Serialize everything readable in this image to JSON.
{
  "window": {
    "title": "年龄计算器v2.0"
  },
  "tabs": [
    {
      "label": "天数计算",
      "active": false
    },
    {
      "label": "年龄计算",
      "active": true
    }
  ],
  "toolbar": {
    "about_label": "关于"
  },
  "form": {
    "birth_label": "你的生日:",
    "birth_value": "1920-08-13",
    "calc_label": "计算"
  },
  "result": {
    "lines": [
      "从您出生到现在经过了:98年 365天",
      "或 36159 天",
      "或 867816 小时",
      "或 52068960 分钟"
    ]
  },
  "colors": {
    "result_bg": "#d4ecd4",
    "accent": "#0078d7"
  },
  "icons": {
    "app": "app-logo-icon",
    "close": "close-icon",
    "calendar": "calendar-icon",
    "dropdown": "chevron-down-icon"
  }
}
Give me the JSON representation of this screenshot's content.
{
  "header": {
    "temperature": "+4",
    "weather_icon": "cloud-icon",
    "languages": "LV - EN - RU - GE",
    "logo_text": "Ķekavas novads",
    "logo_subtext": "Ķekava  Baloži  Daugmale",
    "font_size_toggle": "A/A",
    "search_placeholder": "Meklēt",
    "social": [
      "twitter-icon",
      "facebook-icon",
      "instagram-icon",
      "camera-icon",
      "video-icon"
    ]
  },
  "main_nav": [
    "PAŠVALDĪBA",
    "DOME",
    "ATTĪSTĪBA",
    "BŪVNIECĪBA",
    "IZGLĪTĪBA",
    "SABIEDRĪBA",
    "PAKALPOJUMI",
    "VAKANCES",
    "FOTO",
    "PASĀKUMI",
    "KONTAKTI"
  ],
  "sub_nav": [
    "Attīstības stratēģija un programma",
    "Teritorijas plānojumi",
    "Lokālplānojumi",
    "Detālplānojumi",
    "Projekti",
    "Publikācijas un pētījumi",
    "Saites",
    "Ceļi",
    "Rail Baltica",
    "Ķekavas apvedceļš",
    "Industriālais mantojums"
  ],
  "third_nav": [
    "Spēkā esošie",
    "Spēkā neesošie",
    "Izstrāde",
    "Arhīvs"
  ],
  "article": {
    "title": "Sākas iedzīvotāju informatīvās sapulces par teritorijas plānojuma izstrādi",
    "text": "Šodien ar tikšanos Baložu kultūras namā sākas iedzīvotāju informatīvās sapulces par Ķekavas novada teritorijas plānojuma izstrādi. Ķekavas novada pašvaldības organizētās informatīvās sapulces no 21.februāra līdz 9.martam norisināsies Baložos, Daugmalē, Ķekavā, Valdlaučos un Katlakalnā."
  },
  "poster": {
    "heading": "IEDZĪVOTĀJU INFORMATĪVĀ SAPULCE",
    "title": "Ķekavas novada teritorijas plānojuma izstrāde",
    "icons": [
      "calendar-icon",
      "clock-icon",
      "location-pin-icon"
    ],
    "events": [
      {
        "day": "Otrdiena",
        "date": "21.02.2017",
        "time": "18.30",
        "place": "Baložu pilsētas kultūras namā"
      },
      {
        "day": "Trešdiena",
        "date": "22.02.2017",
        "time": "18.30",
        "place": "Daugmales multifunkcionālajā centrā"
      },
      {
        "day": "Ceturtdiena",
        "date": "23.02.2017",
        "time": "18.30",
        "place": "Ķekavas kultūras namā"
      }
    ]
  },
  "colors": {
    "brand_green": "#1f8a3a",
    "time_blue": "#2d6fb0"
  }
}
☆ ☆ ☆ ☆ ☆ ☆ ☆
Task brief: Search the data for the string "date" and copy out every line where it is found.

Exercise response:
        "date": "21.02.2017",
        "date": "22.02.2017",
        "date": "23.02.2017",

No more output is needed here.